Rookie Lindor dazzles with diving double play
Indians' young shortstop continues impressive second half
MINNEAPOLIS -- Francisco Lindor has taken his show on the road. Indians fans are growing accustomed to seeing the rookie shortstop turn in highlight-reel plays and impact the top of the lineup, but Lindor gave those at Target Field a glimpse into his potential on Saturday night.
In Cleveland's 4-1 loss to the Twins, Lindor dropped jaws with a some defensive wizardry on a double play in the sixth inning and he also delivered the Tribe's first hit, disarming rookie Tyler Duffey's no-hit bid in the top half of the frame. Showing his determination to develop into a leader for the Indians, Lindor's comments drifted away from all the good he did on the field.
"I didn't help the team win today," Lindor said.
Maybe not, but Lindor displayed why Cleveland believes he is integral in picking up more wins going forward.
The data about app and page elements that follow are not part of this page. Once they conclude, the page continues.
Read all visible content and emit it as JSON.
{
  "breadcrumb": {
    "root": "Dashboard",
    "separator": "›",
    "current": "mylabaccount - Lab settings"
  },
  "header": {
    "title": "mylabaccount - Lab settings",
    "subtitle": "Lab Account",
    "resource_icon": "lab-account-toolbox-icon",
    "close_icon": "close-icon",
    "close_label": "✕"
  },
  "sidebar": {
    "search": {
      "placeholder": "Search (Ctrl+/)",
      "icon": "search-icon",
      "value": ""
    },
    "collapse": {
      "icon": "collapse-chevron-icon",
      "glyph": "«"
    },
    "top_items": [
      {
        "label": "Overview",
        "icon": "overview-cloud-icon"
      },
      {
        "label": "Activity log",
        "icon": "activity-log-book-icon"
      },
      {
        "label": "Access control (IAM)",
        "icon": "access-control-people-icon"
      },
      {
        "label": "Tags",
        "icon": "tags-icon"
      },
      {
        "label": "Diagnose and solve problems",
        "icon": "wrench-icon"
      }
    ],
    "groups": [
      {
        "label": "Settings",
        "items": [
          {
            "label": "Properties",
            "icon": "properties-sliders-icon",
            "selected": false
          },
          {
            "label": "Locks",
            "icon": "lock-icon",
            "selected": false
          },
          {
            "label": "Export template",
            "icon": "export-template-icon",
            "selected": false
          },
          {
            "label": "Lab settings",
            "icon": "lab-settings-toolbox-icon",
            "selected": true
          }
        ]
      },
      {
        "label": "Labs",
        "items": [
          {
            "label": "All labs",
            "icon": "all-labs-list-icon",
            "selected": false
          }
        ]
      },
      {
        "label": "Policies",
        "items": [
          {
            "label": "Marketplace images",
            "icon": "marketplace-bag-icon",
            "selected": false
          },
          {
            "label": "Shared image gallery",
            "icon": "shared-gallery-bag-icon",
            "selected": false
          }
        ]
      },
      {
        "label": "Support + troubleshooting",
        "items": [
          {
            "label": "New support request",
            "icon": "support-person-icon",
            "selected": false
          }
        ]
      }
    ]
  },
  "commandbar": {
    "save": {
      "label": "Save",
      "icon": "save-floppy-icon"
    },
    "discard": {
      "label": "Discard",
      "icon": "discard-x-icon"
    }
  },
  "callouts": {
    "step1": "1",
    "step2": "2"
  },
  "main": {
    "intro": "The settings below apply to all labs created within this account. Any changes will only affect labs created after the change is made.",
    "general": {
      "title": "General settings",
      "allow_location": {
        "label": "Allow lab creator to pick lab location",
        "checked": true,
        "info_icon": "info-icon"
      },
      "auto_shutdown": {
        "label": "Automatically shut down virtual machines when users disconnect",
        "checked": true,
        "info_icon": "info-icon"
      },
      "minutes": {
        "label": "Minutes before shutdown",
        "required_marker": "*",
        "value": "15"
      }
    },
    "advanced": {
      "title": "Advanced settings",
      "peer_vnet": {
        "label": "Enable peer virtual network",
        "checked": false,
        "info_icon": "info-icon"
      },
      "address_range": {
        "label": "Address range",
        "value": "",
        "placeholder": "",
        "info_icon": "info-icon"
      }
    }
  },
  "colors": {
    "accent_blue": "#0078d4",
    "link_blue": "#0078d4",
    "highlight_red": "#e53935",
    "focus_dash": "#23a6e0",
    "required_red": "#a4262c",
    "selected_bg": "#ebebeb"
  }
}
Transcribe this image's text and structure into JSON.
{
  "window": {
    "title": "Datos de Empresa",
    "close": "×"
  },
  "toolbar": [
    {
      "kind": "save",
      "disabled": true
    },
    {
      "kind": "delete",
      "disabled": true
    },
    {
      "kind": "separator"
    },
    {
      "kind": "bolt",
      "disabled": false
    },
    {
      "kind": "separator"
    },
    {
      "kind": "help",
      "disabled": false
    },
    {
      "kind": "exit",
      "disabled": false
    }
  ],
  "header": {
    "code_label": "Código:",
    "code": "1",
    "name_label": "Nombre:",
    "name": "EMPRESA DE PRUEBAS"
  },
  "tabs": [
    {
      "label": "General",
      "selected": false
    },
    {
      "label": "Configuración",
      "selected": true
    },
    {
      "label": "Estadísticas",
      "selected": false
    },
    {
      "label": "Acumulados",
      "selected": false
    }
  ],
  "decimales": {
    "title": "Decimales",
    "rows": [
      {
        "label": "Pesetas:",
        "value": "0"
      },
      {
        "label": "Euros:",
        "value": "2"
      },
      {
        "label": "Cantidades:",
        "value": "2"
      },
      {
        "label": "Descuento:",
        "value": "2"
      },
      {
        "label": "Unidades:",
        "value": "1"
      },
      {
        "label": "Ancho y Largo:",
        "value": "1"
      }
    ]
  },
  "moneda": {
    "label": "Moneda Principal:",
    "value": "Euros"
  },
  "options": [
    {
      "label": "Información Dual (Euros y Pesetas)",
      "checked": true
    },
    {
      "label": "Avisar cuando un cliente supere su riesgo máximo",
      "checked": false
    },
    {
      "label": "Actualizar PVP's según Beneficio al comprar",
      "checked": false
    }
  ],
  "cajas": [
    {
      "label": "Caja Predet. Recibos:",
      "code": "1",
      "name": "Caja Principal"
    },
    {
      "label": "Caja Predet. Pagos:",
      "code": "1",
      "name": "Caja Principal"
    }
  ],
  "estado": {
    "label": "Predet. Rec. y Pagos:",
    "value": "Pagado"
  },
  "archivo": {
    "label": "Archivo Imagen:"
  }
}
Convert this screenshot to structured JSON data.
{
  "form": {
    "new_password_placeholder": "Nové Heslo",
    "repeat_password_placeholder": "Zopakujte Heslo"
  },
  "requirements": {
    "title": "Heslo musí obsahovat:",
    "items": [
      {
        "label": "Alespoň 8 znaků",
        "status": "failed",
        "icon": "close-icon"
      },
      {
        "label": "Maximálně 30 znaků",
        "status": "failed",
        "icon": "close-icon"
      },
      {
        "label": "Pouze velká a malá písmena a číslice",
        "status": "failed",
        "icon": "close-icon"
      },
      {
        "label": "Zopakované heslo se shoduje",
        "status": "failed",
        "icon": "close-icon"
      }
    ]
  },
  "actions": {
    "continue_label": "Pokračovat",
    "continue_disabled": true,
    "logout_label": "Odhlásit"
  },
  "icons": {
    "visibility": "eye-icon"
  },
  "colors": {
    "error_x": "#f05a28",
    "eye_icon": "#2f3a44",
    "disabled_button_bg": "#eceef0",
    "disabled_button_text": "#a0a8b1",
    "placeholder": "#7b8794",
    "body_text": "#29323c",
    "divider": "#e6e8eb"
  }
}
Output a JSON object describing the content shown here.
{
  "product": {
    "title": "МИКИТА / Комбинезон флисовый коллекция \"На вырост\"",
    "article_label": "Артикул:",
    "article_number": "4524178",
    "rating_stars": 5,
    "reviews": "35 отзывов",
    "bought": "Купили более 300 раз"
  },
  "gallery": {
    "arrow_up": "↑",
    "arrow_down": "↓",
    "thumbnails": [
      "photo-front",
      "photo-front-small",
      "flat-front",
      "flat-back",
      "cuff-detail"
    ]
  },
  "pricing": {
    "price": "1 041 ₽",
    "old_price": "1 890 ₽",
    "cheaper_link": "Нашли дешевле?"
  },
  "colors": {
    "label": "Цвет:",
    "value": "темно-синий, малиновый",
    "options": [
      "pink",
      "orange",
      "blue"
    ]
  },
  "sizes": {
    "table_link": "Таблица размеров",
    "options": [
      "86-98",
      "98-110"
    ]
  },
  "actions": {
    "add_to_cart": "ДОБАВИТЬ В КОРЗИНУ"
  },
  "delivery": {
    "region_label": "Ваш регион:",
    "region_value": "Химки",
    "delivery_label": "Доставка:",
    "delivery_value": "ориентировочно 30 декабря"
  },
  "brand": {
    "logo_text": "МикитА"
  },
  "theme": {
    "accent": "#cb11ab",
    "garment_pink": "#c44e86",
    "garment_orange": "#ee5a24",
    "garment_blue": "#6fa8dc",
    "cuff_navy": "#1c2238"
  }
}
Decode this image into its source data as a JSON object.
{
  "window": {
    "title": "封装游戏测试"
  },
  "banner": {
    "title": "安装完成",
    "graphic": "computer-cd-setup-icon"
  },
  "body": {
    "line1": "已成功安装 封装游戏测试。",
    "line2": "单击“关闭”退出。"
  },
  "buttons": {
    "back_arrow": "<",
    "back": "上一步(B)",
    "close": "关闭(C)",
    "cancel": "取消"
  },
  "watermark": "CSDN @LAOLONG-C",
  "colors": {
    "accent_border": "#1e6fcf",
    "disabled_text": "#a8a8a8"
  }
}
Both offensively and defensively, Lindor has been one of the top shortstops in the Majors in the second half of this season. He has provided a spark in the second spot of the lineup and turned in a series of defensive gems since taking over as Cleveland's shortstop. The latter was present again on Saturday.
"He's as advertised -- everything I've heard about," Indians starter Josh Tomlin said.
With one out, a runner on first and the Twins holding a 2-0 lead in the sixth inning, Minnesota's Trevor Plouffe pulled a pitch from Tomlin toward the hole on the left side of the infield. Lindor quickly ranged to his right and dove after the sharply-hit grounder, which he snared as he crashed to the dirt.
"When the ball was hit, I was anticipating it to be hit to that side," Lindor said. "He was trying to drive [Miguel] Sano in and I was anticipating he was going to hit it to my right side. He hit it and, as soon as I dove, I knew I had a chance. I didn't feel it, the impact. You don't really feel it. And I looked in my glove and I had it."
Lindor swiftly recovered, shifting to his feet and firing to second baseman Jose Ramirez, who completed the double play with a relay to first base to nab Plouffe to end the inning. According to Statcast™, Lindor's first step was calculated at 0.24 seconds, he quickly covered 10.3 feet and he had enough time to snap a 67-mph throw to Ramirez with enough accuracy to initiate the twin killing.
"That was an unbelievable play," Tomlin said. "It got me out of a jam right there."
Indians manager Terry Francona limited his praise of the impressive play, though, because Lindor had a rookie moment earlier in the game that nearly cost the Tribe. On a routine grounder from Joe Mauer in the fourth, the 21-year-old shortstop made a throwing error that allowed Mauer to reach second base. It took a slick barehanded play by rookie third baseman Giovanny Urshela to escape the inning unscathed.
"Athletically, he's capable of doing that," Francona said of Lindor's double play in the sixth. "And it's certainly exciting to watch those. I'll brag more about him when he moves his feet on the routine [plays], because those are every bit as important. But, I admit, that was a play that not a lot of guys can make."
At the plate, Lindor's one-out double in the top of the sixth ended Duffey's no-hit run at 19 batters.
"I'm not letting someone else throw a no-hitter against us," said the rookie.
Lindor ended the night 2-for-3 with a walk, but his contributions, along with Cleveland's ninth-inning comeback attempt, fell short in the second tilt of this three-game series in Minnesota.
Through 53 games, Lindor has hit .296 with five homers, nine doubles, 24 RBIs and 25 runs for the Indians. In the second half, he has turned in a .364/.393/.500 slash line through 110 at-bats. Heading into Saturday's action, his 1.4 WAR (via Fangraphs) in the second half ranked second to only Houston's Carlos Correa among qualified American League shortstops.
On the year as a whole, Lindor's 1.6 WAR ranks seventh among all AL shortstops and his six Defensive Runs Saved are the most in the AL among shortstops with at least 400 innings at the position.
"A lot of times, young guys, they might get hot at the beginning and then the league catches up," Francona said. "But, as he's starting to play, you're starting to see him make some adjustments and not just trying to survive in the Major Leagues, but impacting games and helping us win. He's been good."